Work task.
Scan the lines below for the word "title". Copy each line you find it in.

-------- Available data --------

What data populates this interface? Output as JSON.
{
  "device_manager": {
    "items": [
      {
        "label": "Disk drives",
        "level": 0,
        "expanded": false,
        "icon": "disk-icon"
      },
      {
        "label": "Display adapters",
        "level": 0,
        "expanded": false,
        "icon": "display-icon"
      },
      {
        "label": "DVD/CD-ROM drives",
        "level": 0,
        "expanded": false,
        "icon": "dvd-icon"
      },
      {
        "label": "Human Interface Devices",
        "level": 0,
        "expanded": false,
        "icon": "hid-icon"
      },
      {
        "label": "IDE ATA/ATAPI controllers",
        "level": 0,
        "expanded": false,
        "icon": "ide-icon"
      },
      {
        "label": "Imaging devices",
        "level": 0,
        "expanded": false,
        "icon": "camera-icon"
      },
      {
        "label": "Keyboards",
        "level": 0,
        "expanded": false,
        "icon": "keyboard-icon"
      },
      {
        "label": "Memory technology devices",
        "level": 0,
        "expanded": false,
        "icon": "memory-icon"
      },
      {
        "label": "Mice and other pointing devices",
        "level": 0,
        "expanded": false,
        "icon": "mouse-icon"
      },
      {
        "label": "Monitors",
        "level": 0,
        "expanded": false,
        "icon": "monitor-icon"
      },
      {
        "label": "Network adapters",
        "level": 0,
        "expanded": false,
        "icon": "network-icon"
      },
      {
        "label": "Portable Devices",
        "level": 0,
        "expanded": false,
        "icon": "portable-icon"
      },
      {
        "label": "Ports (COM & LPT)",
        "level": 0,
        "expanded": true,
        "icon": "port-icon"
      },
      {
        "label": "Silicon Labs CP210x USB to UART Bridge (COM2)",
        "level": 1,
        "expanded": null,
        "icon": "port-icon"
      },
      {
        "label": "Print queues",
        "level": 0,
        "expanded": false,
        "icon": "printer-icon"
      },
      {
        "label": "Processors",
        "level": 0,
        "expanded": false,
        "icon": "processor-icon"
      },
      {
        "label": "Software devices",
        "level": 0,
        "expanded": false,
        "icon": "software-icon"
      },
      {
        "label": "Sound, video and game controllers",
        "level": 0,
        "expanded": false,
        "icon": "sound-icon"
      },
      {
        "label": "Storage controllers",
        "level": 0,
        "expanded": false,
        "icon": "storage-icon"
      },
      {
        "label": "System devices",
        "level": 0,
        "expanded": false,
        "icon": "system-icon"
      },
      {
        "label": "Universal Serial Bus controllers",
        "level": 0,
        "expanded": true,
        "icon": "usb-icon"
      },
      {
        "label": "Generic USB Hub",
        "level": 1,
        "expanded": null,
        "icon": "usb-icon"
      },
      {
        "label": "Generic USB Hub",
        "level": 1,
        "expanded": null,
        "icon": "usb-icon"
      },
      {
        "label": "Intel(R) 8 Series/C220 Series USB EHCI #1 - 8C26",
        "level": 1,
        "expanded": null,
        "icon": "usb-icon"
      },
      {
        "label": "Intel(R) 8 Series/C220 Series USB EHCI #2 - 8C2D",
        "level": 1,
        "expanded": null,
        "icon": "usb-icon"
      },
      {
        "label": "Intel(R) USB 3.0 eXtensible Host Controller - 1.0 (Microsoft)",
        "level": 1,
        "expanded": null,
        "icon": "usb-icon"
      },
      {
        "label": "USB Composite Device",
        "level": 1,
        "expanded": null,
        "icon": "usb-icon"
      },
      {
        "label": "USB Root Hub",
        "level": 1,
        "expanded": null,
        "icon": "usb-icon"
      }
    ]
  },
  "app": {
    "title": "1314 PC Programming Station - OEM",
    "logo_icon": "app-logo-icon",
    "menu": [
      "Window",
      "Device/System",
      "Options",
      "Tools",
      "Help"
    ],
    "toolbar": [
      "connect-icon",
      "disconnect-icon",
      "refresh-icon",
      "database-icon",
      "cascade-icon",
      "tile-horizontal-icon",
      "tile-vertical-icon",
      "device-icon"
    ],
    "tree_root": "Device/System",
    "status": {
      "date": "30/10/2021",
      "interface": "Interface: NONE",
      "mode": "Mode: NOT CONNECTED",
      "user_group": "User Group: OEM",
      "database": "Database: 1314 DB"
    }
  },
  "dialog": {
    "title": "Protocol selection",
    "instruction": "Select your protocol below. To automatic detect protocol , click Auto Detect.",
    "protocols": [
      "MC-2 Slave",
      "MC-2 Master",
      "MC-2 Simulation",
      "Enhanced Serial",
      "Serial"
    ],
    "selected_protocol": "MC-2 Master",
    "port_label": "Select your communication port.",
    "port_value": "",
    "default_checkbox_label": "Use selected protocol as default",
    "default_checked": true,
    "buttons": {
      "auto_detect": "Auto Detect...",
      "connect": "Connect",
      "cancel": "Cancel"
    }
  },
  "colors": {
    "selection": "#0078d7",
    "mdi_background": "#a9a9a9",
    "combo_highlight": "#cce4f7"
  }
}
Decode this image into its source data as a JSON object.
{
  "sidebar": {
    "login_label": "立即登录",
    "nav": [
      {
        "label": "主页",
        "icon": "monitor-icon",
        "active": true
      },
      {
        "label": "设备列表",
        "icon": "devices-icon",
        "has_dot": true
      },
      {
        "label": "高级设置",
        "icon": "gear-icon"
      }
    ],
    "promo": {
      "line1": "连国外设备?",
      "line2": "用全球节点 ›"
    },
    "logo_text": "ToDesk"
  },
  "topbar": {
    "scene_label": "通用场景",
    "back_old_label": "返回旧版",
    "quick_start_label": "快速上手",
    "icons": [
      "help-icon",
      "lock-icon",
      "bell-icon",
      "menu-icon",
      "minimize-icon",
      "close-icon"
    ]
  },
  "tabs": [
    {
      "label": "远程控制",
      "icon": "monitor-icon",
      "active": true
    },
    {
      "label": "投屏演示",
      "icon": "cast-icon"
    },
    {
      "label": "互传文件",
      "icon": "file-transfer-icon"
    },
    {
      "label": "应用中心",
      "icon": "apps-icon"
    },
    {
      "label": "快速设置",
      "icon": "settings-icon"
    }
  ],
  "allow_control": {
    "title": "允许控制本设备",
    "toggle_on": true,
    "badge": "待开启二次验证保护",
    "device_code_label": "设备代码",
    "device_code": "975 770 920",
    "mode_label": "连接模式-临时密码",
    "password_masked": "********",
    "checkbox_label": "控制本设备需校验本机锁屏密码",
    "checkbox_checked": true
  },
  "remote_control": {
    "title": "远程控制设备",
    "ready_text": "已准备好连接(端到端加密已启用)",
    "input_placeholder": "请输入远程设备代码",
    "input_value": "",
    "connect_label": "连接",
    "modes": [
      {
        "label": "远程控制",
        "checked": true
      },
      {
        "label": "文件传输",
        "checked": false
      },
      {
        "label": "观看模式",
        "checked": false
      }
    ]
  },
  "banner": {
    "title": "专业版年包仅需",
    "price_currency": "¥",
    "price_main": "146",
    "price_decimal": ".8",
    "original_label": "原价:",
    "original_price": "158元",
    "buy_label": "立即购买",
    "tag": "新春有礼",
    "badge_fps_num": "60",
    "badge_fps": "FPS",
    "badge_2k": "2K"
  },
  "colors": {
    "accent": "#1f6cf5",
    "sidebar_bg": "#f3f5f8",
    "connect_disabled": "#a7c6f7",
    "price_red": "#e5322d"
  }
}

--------

Exercise answer.
    "title": "1314 PC Programming Station - OEM",
    "title": "Protocol selection",
    "title": "允许控制本设备",
    "title": "远程控制设备",
    "title": "专业版年包仅需",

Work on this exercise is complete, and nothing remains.